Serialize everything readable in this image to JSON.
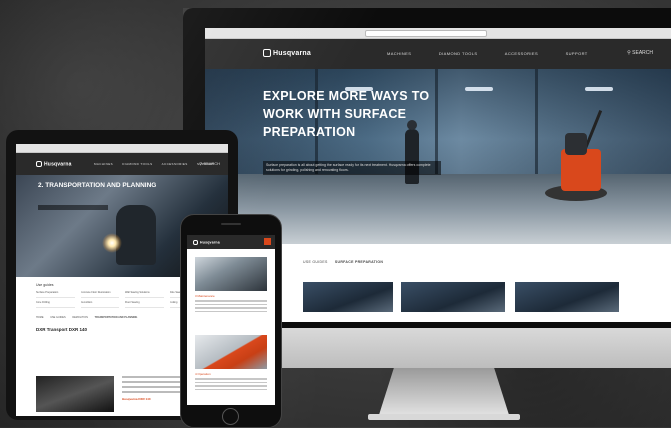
{
  "brand": {
    "name": "Husqvarna",
    "accent": "#d9481c"
  },
  "desktop": {
    "nav": [
      "MACHINES",
      "DIAMOND TOOLS",
      "ACCESSORIES",
      "SUPPORT"
    ],
    "search_label": "SEARCH",
    "hero_title": "EXPLORE MORE WAYS TO WORK WITH SURFACE PREPARATION",
    "hero_lead": "Surface preparation is all about getting the surface ready for its next treatment. Husqvarna offers complete solutions for grinding, polishing and renovating floors.",
    "breadcrumb": [
      "USE GUIDES",
      "SURFACE PREPARATION"
    ]
  },
  "tablet": {
    "nav": [
      "MACHINES",
      "DIAMOND TOOLS",
      "ACCESSORIES",
      "SUPPORT"
    ],
    "search_label": "SEARCH",
    "hero_title": "2. TRANSPORTATION AND PLANNING",
    "menu_heading": "Use guides",
    "menu_items": [
      "Surface Preparation",
      "Concrete Floor Restoration",
      "Wall Sawing Solutions",
      "Wire Sawing Solutions",
      "Core Drilling",
      "Demolition",
      "Floor Sawing",
      "Cutting"
    ],
    "breadcrumb": [
      "HOME",
      "USE GUIDES",
      "DEMOLITION",
      "TRANSPORTATION AND PLANNING"
    ],
    "section_heading": "DXR Transport DXR 140",
    "link_text": "Husqvarna DXR 140"
  },
  "phone": {
    "card_labels": [
      "3 Maintenance",
      "4 Operation"
    ]
  }
}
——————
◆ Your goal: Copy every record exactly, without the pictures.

◆ Written solution:
Serialize everything readable in this image to JSON.
{
  "brand": {
    "name": "Husqvarna",
    "accent": "#d9481c"
  },
  "desktop": {
    "nav": [
      "MACHINES",
      "DIAMOND TOOLS",
      "ACCESSORIES",
      "SUPPORT"
    ],
    "search_label": "SEARCH",
    "hero_title": "EXPLORE MORE WAYS TO WORK WITH SURFACE PREPARATION",
    "hero_lead": "Surface preparation is all about getting the surface ready for its next treatment. Husqvarna offers complete solutions for grinding, polishing and renovating floors.",
    "breadcrumb": [
      "USE GUIDES",
      "SURFACE PREPARATION"
    ]
  },
  "tablet": {
    "nav": [
      "MACHINES",
      "DIAMOND TOOLS",
      "ACCESSORIES",
      "SUPPORT"
    ],
    "search_label": "SEARCH",
    "hero_title": "2. TRANSPORTATION AND PLANNING",
    "menu_heading": "Use guides",
    "menu_items": [
      "Surface Preparation",
      "Concrete Floor Restoration",
      "Wall Sawing Solutions",
      "Wire Sawing Solutions",
      "Core Drilling",
      "Demolition",
      "Floor Sawing",
      "Cutting"
    ],
    "breadcrumb": [
      "HOME",
      "USE GUIDES",
      "DEMOLITION",
      "TRANSPORTATION AND PLANNING"
    ],
    "section_heading": "DXR Transport DXR 140",
    "link_text": "Husqvarna DXR 140"
  },
  "phone": {
    "card_labels": [
      "3 Maintenance",
      "4 Operation"
    ]
  }
}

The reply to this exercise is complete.